For most companies, this is a daunting task. Supply chains are often made up of hundreds, if not thousands, of suppliers who provide products and services that may or may not be mission-critical. Here are a few things to consider when venturing into sustainable supply chain.
Do: Focus your efforts
Chances are, the majority of impact in your supply chain is the result of a only a subset of your suppliers. By categorizing your suppliers by direct/indirect as well as annual spend, you will find that most impact is with a handful of suppliers. It doesn’t much matter where you set your threshold – suppliers with over $1 billion in spend, top 80% of spend – as long as you start with the largest suppliers. These suppliers likely truly matter to your business and have solid relationships with your procurement colleagues. Befriend those in procurement and leverage their existing relationships.
Don’t: Bite off more than you can chew
Attempting to engage your entire supply chain is difficult and even ill-advised. Chances are, your supply chain is large and diverse, and trying to reach everyone is challenging to say the least. Unless sustainable supply chain management is your sole responsibility, you likely will not have the time or energy to reach every supplier on sustainability. Also, not all of your supply base is critical. For example, direct suppliers (e.g., the supplier of raw materials for your product) are typically more important than indirect suppliers (e.g., the media agency that places company press releases for you).
Do: Streamline your process
There are many tools and clearinghouses for supplier sustainability information out there – CDP, EcoVadis, EICC-ON, The Sustainability Consortium, the Higg Index, and more. Choose one (or many) that is a good fit for your organization, and use that tool to collect supplier information. Consider asking a few of your largest suppliers if they already submit to one of these organizations. You may find that many of your suppliers are already reporting through one or more outlets.
Don’t: Send them a custom questionnaire
While writing a custom supplier questionnaire might get you exactly the information you want, it is important to consider that you are one of many customers of your suppliers. Often suppliers get so many requests for information that they need a full time employee to field them all. Most of your suppliers likely do not have a resource dedicated to answering sustainability questionnaires, so the responses you get may be few and of low quality. Not to mention that someone at your organization has to write, distribute, collect and analyze all of those questionnaires, which is no small task.
Do: Show them how you use their data
Once you have a rich repository of sustainability information from your suppliers, put it to good use! Provide feedback to your suppliers through a feedback call, a scorecard, or an email summary of results. If you can, show how they stack up against peers. This feedback will help those within your supplier organizations who are responsible for sustainability make the business case for ongoing effort in this area.

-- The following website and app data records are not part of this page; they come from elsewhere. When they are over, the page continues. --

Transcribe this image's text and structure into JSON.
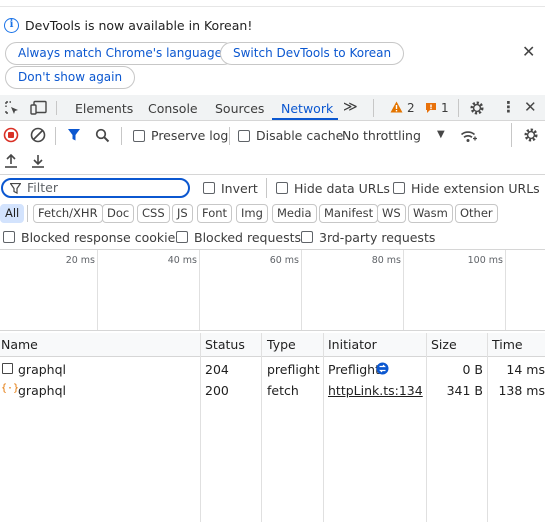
{
  "infobar": {
    "message": "DevTools is now available in Korean!",
    "buttons": [
      "Always match Chrome's language",
      "Switch DevTools to Korean",
      "Don't show again"
    ],
    "close": "✕"
  },
  "tabs": {
    "items": [
      "Elements",
      "Console",
      "Sources",
      "Network"
    ],
    "active": "Network",
    "more": "≫",
    "warnings": "2",
    "issues": "1"
  },
  "toolbar": {
    "preserve_log": "Preserve log",
    "disable_cache": "Disable cache",
    "throttling": "No throttling"
  },
  "filter": {
    "placeholder": "Filter",
    "invert": "Invert",
    "hide_data_urls": "Hide data URLs",
    "hide_extension_urls": "Hide extension URLs"
  },
  "type_filters": [
    "All",
    "Fetch/XHR",
    "Doc",
    "CSS",
    "JS",
    "Font",
    "Img",
    "Media",
    "Manifest",
    "WS",
    "Wasm",
    "Other"
  ],
  "checkboxes": {
    "blocked_cookies": "Blocked response cookies",
    "blocked_requests": "Blocked requests",
    "third_party": "3rd-party requests"
  },
  "overview": {
    "ticks": [
      "20 ms",
      "40 ms",
      "60 ms",
      "80 ms",
      "100 ms"
    ]
  },
  "table": {
    "columns": [
      "Name",
      "Status",
      "Type",
      "Initiator",
      "Size",
      "Time"
    ],
    "rows": [
      {
        "name": "graphql",
        "status": "204",
        "type": "preflight",
        "initiator": "Preflight",
        "size": "0 B",
        "time": "14 ms"
      },
      {
        "name": "graphql",
        "status": "200",
        "type": "fetch",
        "initiator": "httpLink.ts:134",
        "size": "341 B",
        "time": "138 ms"
      }
    ]
  },
  "colors": {
    "accent": "#0b57d0",
    "record": "#d93025",
    "warning": "#e37400",
    "issue": "#e8710a"
  }
}
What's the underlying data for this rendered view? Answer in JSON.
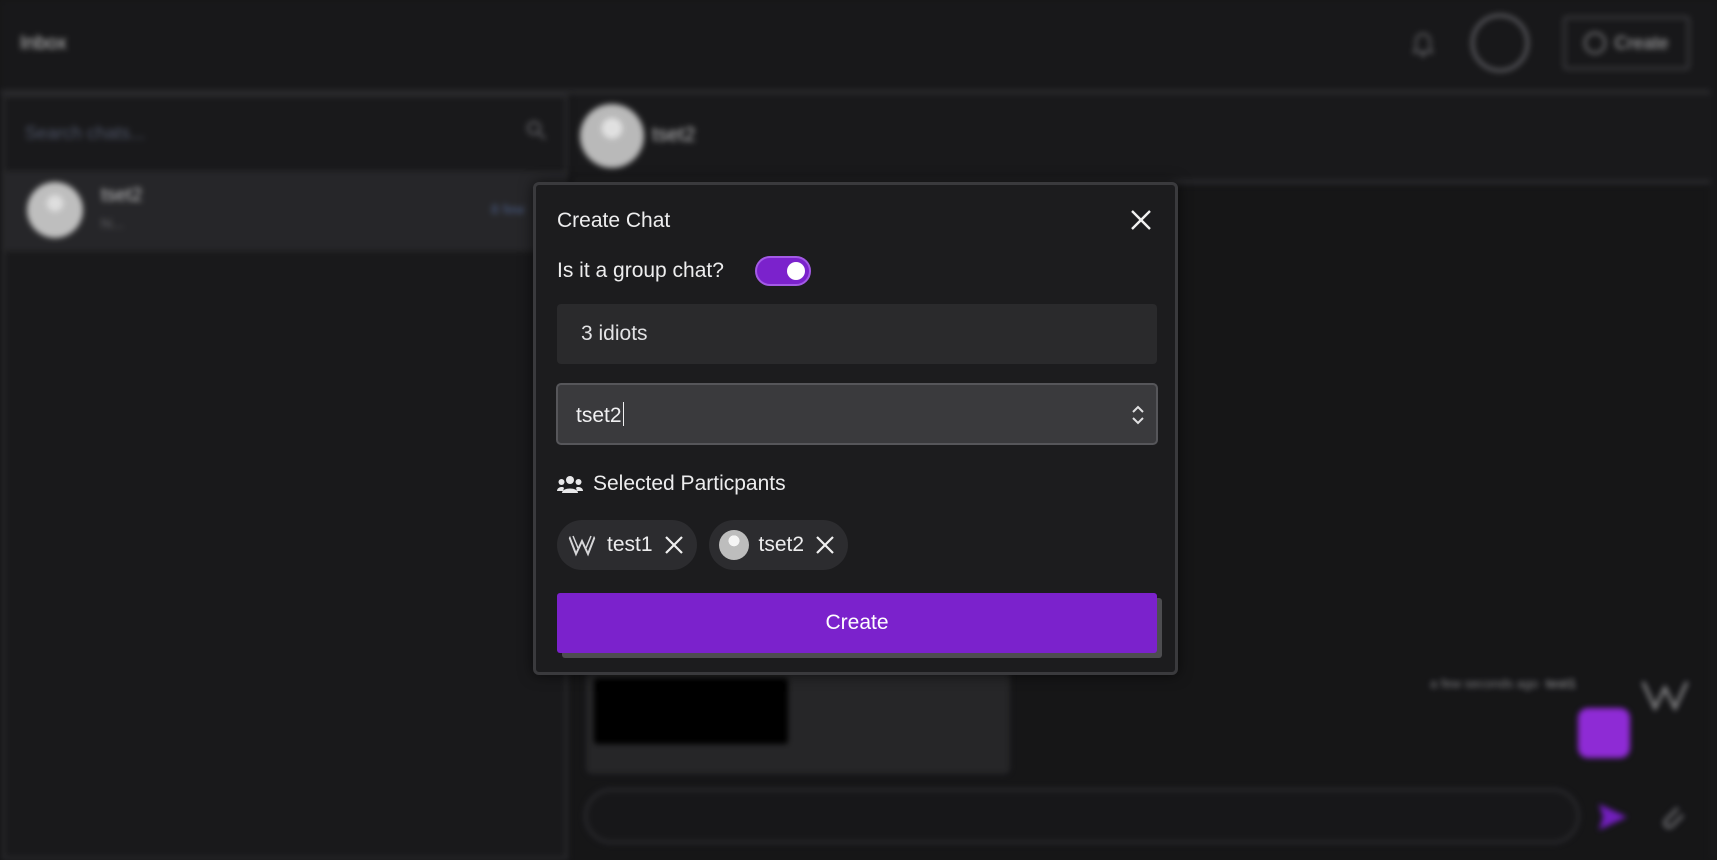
{
  "app": {
    "header": {
      "title": "Inbox",
      "create_label": "Create"
    },
    "sidebar": {
      "search_placeholder": "Search chats...",
      "items": [
        {
          "name": "tset2",
          "preview": "hi...",
          "time": "8 few"
        }
      ]
    },
    "chat": {
      "partner_name": "tset2",
      "message_meta": "a few seconds ago",
      "message_sender": "test1"
    }
  },
  "modal": {
    "title": "Create Chat",
    "group_toggle_label": "Is it a group chat?",
    "group_toggle_on": true,
    "chat_name_value": "3 idiots",
    "participant_search_value": "tset2",
    "selected_header": "Selected Particpants",
    "selected": [
      {
        "name": "test1",
        "avatar": "w-logo-icon"
      },
      {
        "name": "tset2",
        "avatar": "user-avatar-icon"
      }
    ],
    "create_label": "Create"
  },
  "colors": {
    "accent": "#7b22cc",
    "background": "#18181a",
    "surface": "#2a2a2c"
  }
}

Don’t: Fail to follow up
Some of your suppliers may not respond to outreach and engagement requests, but many of those that do put considerable time and effort into disclosing sustainability risks, performance, and program details because they value your business and want to support your sustainability efforts. Not being clear how you use the information that you request may decrease future response rates.
Do: Share your story
You have an opportunity to lead by example, and that starts with transparency about your sustainability journey. Publish a sustainability report, and use it not only to celebrate your successes, but also to share your hardships. Talk candidly about goals you didn’t achieve or programs that didn’t thrive. More importantly, discuss why and how those things happened. Show your suppliers where you are now, and how you got there.
Don’t: Keep your challenges and successes to yourself
Your organization’s journey to sustainability has likely not been paved in gold. You didn’t implement sustainability overnight, and there were probably challenges along the way. If all your supplier can see are your aggressive sustainability goals and impressive achievements based on your own public reporting, they might struggle to continue to make the case for sustainability within their organization.